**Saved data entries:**
──────

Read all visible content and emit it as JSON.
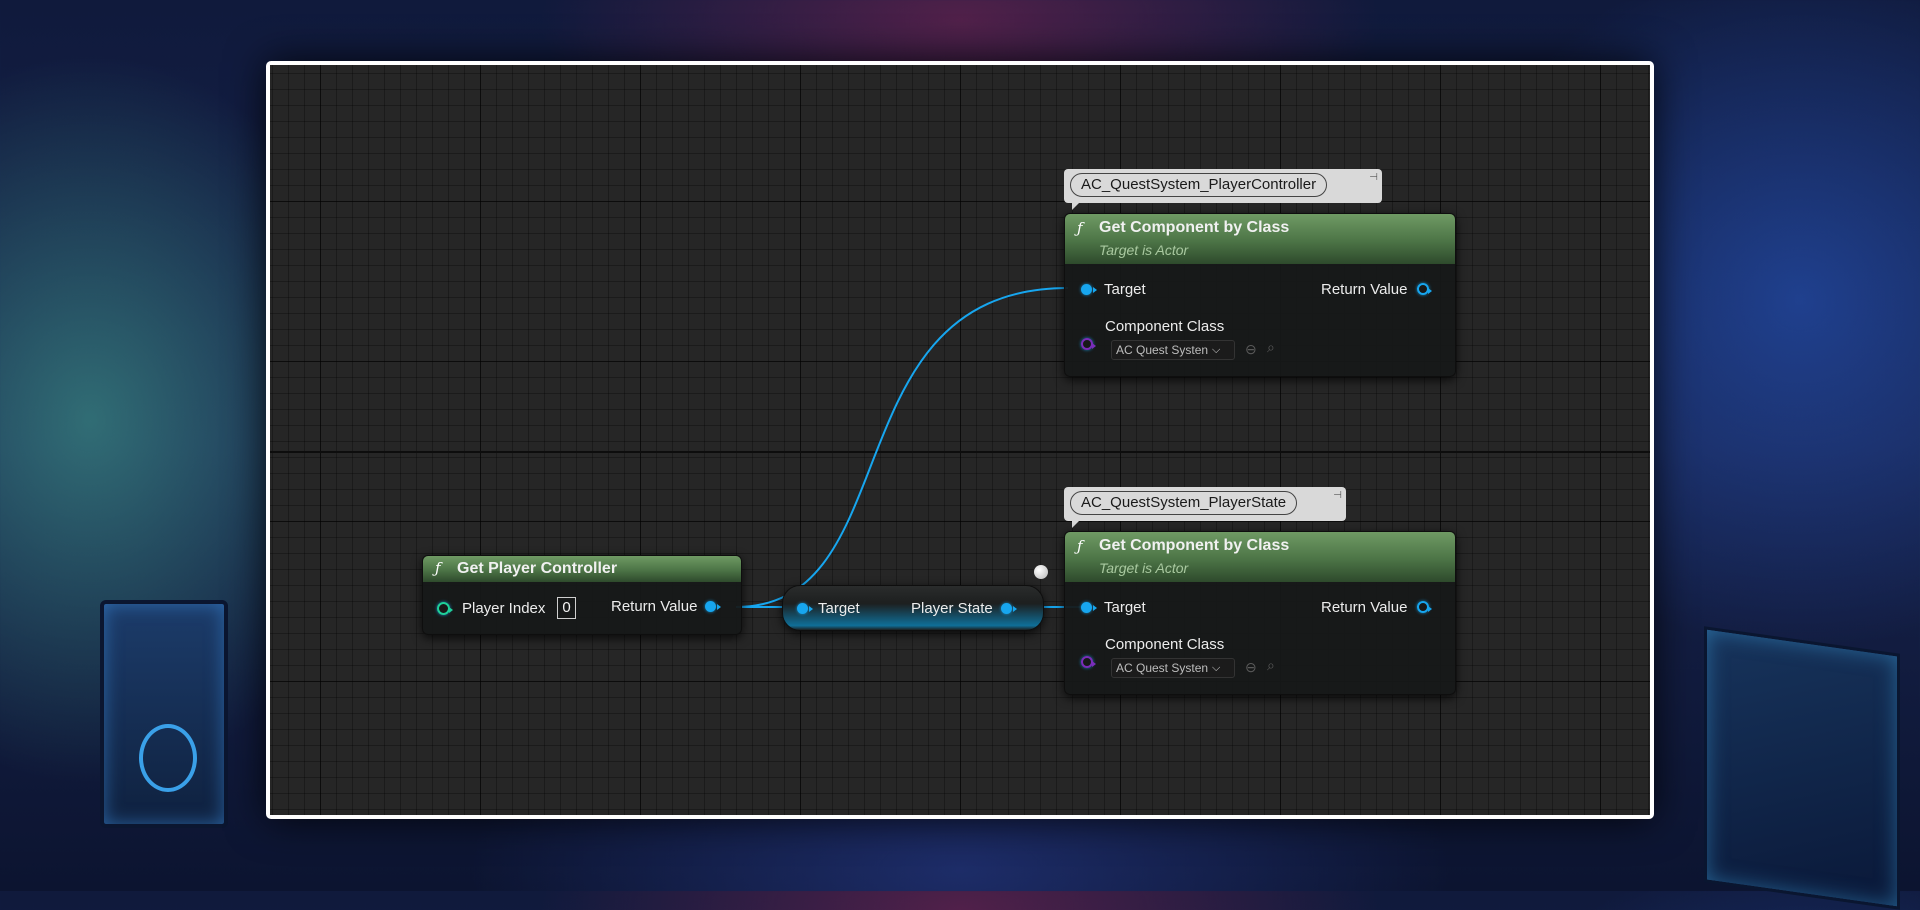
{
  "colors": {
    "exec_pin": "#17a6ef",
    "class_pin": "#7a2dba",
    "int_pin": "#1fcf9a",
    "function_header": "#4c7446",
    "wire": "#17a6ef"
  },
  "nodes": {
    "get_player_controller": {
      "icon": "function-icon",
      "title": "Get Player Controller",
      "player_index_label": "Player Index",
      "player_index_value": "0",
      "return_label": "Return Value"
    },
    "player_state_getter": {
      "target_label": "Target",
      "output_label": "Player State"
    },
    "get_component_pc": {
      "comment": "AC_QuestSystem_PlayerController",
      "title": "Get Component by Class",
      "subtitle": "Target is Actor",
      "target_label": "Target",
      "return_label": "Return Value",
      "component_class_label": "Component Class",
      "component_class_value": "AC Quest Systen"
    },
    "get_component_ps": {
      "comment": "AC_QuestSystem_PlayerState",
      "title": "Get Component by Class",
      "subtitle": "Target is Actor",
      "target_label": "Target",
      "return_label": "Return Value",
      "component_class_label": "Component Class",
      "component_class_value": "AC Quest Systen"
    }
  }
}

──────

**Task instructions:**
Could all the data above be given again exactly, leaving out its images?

**Completed task:**
Read all visible content and emit it as JSON.
{
  "colors": {
    "exec_pin": "#17a6ef",
    "class_pin": "#7a2dba",
    "int_pin": "#1fcf9a",
    "function_header": "#4c7446",
    "wire": "#17a6ef"
  },
  "nodes": {
    "get_player_controller": {
      "icon": "function-icon",
      "title": "Get Player Controller",
      "player_index_label": "Player Index",
      "player_index_value": "0",
      "return_label": "Return Value"
    },
    "player_state_getter": {
      "target_label": "Target",
      "output_label": "Player State"
    },
    "get_component_pc": {
      "comment": "AC_QuestSystem_PlayerController",
      "title": "Get Component by Class",
      "subtitle": "Target is Actor",
      "target_label": "Target",
      "return_label": "Return Value",
      "component_class_label": "Component Class",
      "component_class_value": "AC Quest Systen"
    },
    "get_component_ps": {
      "comment": "AC_QuestSystem_PlayerState",
      "title": "Get Component by Class",
      "subtitle": "Target is Actor",
      "target_label": "Target",
      "return_label": "Return Value",
      "component_class_label": "Component Class",
      "component_class_value": "AC Quest Systen"
    }
  }
}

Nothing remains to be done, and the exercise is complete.